Latest stats show ‘a lot of positive developments’ in LDS Church growth

Converts, children and missionaries fuel post-pandemic surge as the faith’s global membership tops 17.2 million.

A surge in convert baptisms and new “children of record” helped The Church of Jesus Christ of Latter-day Saints continue its post-pandemic roll, resulting in increases in key areas that mirror pre-COVID levels.

All told, church membership rose by 252,933 to 17,255,394, according to 2023 figures the global faith released Saturday during its 194th Annual General Conference. That’s a roughly 1.49% bump from the 17,002,461 recorded the previous year.

“There’s a lot of positive developments with this statistical report,” said independent researcher Matt Martinich, who tracks the church’s growth and retention around the world and records his findings at ldschurchgrowth.blogspot.com.

(Christopher Cherrington | The Salt Lake Tribune)

Chief among them, Martinich noted in an interview via text messages, are the 251,763 converts added to the membership rolls, an 18.65% leap from 2022 and the highest number since 2015. Moreover, convert baptisms in 2023 nearly doubled the 125,930 tallied during the height of the pandemic in 2020.

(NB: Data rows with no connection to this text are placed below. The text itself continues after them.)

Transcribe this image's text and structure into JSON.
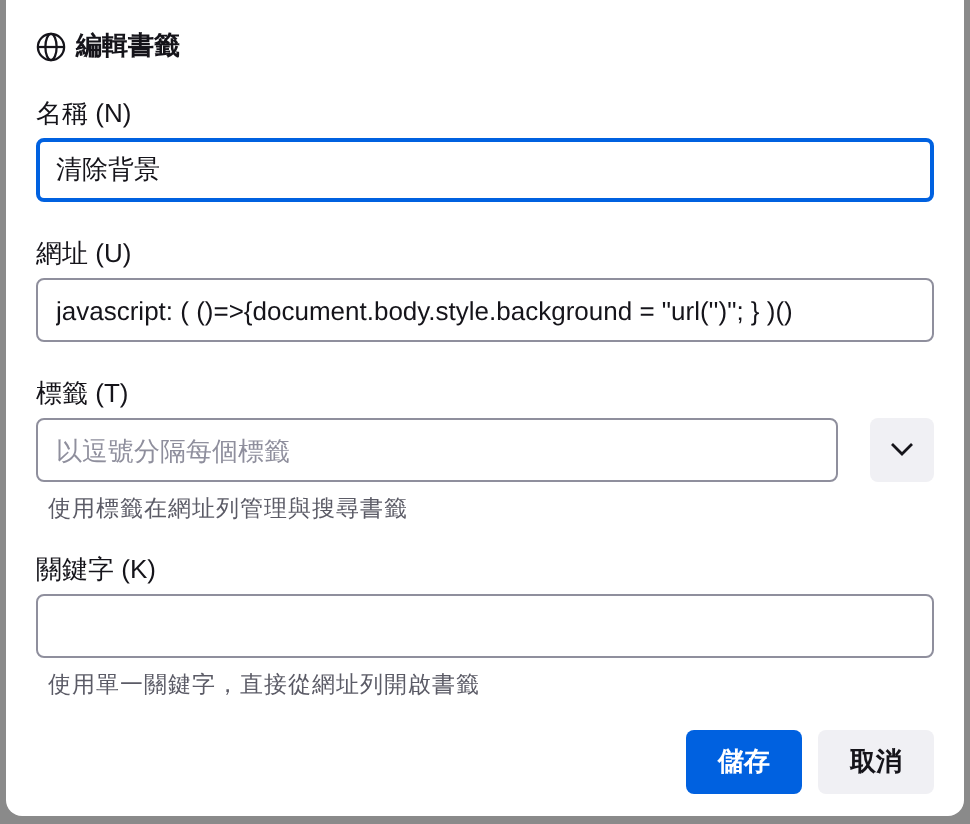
{
  "dialog": {
    "title": "編輯書籤"
  },
  "fields": [
    {
      "kind": "text",
      "label": "名稱 (N)",
      "value": "清除背景",
      "focused": true
    },
    {
      "kind": "text",
      "label": "網址 (U)",
      "value": "javascript: ( ()=>{document.body.style.background = \"url('')\"; } )()",
      "focused": false
    },
    {
      "kind": "tags",
      "label": "標籤 (T)",
      "placeholder": "以逗號分隔每個標籤",
      "hint": "使用標籤在網址列管理與搜尋書籤",
      "focused": false
    },
    {
      "kind": "text",
      "label": "關鍵字 (K)",
      "hint": "使用單一關鍵字，直接從網址列開啟書籤",
      "focused": false
    }
  ],
  "buttons": [
    {
      "label": "儲存",
      "kind": "primary"
    },
    {
      "label": "取消",
      "kind": "secondary"
    }
  ]
}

Even so, Martinich wrote on his website, these numbers “remain tens of thousands below the all-time highs of convert baptisms reached in the late 1980s and the 1990s, when there were several years of more than 300,000 converts.”

(Photo courtesy of The Church of Jesus Christ of Latter-day Saints) A Latter-day Saint baptism in Africa.

The 2023 boost in converts was accompanied by the addition of 93,594 children of record, or infants added to the faith’s rolls. That is 5.1% higher than the 89,059 in 2022 and the largest gain in that category since 2019, according to Martinich. Still, the number of children of record fell short of the six-figure mark the church routinely recorded each year more than a decade ago.

Full-time missionary numbers also rose in 2023, up 5,237 to 67,871, an 8.5% spike from the 62,544 who labored in church missions the previous year. With the exception of a four-year span from 2013 to 2016, right after the age requirement for full-time missionary service was lowered from 19 to 18 for men and 21 to 19 for women, the faith has never flooded the mission field with so many full-time proselytizers.

There were also 31,685 service missionaries last year, a 6.3% uptick over 29,806 in 2022 but still lower than the 36,639 in 2021.

Another plus Martinich identified from the faith’s latest stats: the number of Latter-day Saints removed from church records — either through death, resignation, loss of membership or children not being baptized by age 9 — fell to 92,424, nearly a decade low.

“Many statistics,” he said in a text message, “have returned to pre-COVID levels.”

Attending the temple, which President Henry B. Eyring, second counselor in the governing First Presidency, and church apostle Ulisses Soares extolled in the conference’s Saturday morning session, became easier in 2023. The church had 186 temples in operation at year’s end — if temples undergoing renovation in Manti, Salt Lake City, Stockholm and San Diego are included.

That’s 16 more than were in operation in 2021. In addition, 55 temples were under construction at year’s end and church leaders have announced plans to build 94 more temples.

Other key stats for 2023:

• 3,565 stakes (regional clusters of congregations similar to dioceses).

• 414 church missions (the church is adding 36 more this year, raising the total number to 450).

• 489 districts (smaller versions of stakes).

• 31,490 congregations.